We can see pieces of our parents in the way we lose our temper or in the way we crave certain foods. But how many of our traits and behaviors are genetically inherited and how many are simply learned habits? This is the premise of the nature vs nurture debate.
Your personality emerges from a combination of your genetic makeup - the nature component of it - and the environment in which we grow and develop - the nurture component.
Currently, there is a lot of work being done in the fields of psychology and neuroscience to understand more about personality traits and their causes, though much of it remains a mystery. This mystery makes the nature vs nurture debate interesting. But over the past few decades, this learning process has accelerated tremendously.
The discussion about what role our genetics play in our personality and personal development has been debated for years. While some psychologists, including Sigmund Freud, thought that most of our actions were a result of subconscious and instinctual traits, others, like B.F. Skinner, theorized that our personalities were far more impacted by our environments, families of origin, and other external factors. Though psychologists have learned more about some inherited traits-- through twin studies, family studies, and more--there’s still much that is unknown and unproven. For right now, here are a few basic facts known about the role of genetics in personality:
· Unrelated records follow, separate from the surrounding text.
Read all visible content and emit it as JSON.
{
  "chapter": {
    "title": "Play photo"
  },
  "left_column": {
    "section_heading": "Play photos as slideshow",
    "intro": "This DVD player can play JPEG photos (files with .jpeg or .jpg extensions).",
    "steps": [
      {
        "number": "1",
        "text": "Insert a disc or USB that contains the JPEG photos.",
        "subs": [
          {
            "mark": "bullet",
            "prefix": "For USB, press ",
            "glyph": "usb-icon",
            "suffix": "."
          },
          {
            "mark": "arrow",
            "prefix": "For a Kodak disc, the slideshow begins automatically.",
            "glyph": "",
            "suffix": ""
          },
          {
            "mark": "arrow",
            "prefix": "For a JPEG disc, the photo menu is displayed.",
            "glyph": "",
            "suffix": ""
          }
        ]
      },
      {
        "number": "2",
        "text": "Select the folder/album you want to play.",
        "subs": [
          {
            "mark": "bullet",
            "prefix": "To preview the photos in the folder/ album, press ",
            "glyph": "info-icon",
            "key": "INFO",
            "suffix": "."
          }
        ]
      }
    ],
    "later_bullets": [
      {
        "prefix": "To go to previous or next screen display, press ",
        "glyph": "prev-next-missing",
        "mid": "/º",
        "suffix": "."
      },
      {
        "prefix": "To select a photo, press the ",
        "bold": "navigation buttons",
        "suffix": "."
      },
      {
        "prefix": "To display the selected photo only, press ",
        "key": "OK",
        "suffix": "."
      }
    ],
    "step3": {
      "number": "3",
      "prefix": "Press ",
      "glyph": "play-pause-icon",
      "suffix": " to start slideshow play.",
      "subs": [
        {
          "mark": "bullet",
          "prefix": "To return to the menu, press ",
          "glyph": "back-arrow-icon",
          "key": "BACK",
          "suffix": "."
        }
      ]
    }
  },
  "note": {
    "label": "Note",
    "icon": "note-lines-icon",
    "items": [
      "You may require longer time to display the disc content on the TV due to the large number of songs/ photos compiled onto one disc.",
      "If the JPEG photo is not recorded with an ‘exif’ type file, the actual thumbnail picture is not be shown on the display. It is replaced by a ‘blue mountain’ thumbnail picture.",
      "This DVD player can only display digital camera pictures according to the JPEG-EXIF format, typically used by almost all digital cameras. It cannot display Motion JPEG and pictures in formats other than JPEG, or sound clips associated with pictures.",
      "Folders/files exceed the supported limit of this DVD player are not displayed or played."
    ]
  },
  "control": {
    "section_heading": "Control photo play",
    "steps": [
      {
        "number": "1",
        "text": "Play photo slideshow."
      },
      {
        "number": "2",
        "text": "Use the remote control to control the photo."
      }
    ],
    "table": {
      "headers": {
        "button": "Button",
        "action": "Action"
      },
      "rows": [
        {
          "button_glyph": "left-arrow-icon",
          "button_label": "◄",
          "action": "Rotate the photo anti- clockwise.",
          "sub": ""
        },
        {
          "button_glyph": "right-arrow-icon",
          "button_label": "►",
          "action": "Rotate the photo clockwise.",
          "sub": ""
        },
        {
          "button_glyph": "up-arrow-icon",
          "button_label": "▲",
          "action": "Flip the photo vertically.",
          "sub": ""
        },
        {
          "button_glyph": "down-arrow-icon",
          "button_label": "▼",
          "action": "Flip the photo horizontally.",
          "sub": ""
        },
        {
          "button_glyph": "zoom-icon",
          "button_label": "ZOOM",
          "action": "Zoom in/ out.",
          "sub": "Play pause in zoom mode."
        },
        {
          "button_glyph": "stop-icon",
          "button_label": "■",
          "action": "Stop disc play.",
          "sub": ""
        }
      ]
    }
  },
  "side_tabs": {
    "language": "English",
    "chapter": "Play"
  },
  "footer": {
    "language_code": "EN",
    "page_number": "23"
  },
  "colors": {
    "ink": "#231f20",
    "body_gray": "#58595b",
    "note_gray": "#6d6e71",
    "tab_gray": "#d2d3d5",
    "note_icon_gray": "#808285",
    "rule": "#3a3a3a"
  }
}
On the other end of the spectrum is our external environment and its role in our individual development. This includes your culture, your parents’ income, your parents’ relationship with one another, the community you grew up in, and other factors you are born into. Nurture involves most influences outside of your genetic code. As people, we often assume that our environment plays a role in our development, but we may not understand just how much it truly affects us over the years. While psychologists have made strides in learning about the role Nurture plays in our development, it’s difficult to precisely measure its impact because “environmental factors” is such a broad topic. To avoid causing unnecessary confusion, here’s a short list of basic connections found between our environment and our personality:
The combination of how much both nature and nurture impact our personality development is a complex topic that has been explored for years. While Nature and Nurture work together to develop our personality, we also have the option to choose how we act, despite our more natural tendencies. Even if you grew up in an abusive, strained family, you can still make the choice to be peaceful and loving when starting your own family. In order to make these decisions that seem to fight our own nature, though, we need to have a healthy level of self-awareness and understanding. Learning more about your own psychology and having a more comprehensive, honest view of yourself can help with your personal development.
Quick Tip: You can make the first step in better understanding yourself by learning more about your personality through Crystal’s free online test.
Many psychologists today believe Nature and Nurture actually work together, in a balanced way, to make us who we are - rather than working against one another. In many cases, some naturally occurring genes cannot be activated without certain environmental factors. Research in areas like this, where gene expression is influenced by something other than the DNA sequence itself, has even lead to the development of a new field of study called Epigenetics. While researchers are still working to uncover more information about how we develop as people, it’s clear that Nature and Nurture both play major roles in making us who we are.
As we learn more about the influence of genetics and environments on personality and personal development (and the impact it has on the nature vs nurture discussion), we come closer to finding treatments for mental health issues, personality disorders, and more. By further understanding how we become who we are, we can help people work through traumatic issues, find ways to heal, and prevent problems from occurring in the first place.
If you enjoyed this article on nature vs nurture and want to learn more about Personality, check out Crystal’s Ultimate Guide to Personality Types!